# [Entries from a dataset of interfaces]
● ● ● ● ● ● ●

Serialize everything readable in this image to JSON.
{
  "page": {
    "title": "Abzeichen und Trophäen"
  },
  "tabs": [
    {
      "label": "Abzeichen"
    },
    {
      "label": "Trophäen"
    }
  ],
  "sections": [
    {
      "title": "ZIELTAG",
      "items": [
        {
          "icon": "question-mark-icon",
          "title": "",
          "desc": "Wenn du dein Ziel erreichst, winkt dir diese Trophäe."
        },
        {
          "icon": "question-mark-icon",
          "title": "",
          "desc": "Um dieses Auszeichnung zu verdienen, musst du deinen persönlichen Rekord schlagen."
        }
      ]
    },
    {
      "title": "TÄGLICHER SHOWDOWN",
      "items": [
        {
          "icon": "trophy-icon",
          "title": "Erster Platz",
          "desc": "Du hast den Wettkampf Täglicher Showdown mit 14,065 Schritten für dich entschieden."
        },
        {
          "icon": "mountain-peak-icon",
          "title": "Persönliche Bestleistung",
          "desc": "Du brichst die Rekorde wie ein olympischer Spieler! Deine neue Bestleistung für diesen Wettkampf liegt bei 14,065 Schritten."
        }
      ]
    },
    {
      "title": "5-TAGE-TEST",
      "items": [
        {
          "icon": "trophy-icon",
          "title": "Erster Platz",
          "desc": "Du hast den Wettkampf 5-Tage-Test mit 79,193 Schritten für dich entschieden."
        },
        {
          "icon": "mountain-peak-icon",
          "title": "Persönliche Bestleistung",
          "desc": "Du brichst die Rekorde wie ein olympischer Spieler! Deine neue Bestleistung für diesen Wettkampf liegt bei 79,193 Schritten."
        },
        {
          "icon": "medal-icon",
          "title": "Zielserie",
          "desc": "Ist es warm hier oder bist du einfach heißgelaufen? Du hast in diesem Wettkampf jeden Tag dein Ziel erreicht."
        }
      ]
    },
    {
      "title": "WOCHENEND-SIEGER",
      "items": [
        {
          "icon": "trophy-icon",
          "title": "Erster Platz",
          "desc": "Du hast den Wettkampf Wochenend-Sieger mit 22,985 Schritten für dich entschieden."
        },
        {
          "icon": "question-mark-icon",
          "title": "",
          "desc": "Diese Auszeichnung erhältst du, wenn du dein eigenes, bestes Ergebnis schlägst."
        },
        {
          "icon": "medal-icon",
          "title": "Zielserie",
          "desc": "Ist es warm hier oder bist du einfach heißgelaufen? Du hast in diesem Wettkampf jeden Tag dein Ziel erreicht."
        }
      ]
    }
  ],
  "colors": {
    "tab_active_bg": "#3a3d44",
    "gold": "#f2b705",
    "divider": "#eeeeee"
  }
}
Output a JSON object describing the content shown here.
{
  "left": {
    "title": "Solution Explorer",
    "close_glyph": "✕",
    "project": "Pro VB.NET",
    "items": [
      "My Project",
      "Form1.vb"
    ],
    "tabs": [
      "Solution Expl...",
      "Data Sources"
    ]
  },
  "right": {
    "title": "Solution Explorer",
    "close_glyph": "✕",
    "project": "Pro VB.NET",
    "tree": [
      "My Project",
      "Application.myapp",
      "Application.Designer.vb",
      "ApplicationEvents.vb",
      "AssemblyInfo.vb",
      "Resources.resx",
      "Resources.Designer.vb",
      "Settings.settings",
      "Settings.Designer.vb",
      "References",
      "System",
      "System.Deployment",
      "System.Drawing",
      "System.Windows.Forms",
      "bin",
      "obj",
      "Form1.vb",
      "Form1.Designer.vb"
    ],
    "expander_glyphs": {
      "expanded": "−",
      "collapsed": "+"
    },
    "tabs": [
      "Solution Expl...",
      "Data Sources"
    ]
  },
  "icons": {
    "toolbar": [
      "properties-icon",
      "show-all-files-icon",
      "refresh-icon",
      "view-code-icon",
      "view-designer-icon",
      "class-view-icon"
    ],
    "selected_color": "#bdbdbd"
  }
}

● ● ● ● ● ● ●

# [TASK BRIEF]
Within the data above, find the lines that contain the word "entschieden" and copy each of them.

# [EXPECTED ANSWER]
          "desc": "Du hast den Wettkampf Täglicher Showdown mit 14,065 Schritten für dich entschieden."
          "desc": "Du hast den Wettkampf 5-Tage-Test mit 79,193 Schritten für dich entschieden."
          "desc": "Du hast den Wettkampf Wochenend-Sieger mit 22,985 Schritten für dich entschieden."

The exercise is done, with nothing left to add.